Depending on the type of lung cancer, the prognosis and successful treatments differ. While it previously took several days to precisely determine the underlying lung tumor mutation, a research team has been able to reliably perform this determination in just one step. They used a combination of quantum cascade laser-based infrared microscopy and machine learning.
Researchers do not need to mark the examined tissue for this. Within half an hour, the analysis ascertains whether the tissue sample contains tumor cells, what type of tumor it is, and whether it contains a particular mutation.

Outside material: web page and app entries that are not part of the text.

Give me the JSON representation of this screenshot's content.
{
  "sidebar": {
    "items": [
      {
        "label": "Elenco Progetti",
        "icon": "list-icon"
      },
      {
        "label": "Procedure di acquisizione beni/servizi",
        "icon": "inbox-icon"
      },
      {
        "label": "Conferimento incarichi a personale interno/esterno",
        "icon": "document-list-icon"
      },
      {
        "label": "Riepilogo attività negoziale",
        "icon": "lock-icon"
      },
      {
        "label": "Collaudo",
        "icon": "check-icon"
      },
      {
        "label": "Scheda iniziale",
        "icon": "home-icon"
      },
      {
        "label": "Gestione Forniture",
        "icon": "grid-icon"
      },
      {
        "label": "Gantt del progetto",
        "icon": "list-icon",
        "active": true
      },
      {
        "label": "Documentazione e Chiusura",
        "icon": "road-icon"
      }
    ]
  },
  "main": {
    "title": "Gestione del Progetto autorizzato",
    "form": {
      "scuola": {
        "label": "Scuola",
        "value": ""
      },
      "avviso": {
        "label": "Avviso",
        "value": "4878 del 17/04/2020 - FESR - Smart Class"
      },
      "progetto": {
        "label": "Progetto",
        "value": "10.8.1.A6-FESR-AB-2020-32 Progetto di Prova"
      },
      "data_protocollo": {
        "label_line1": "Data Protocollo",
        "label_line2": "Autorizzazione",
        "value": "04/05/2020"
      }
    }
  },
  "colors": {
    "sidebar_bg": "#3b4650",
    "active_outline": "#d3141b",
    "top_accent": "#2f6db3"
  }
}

The researchers were able to verify the procedure on samples from over 200 lung cancer patients in their work. When identifying mutations, they concentrated on by far the most common lung tumor, adenocarcinoma, which accounts for around 50 percent of tumors. It is possible to determine the most common genetic mutations with a sensitivity and specificity of 95 percent compared to laborious genetic analysis. The researchers were able to identify spectral markers that allow for a spatially resolved distinction between various molecular conditions in lung tumors.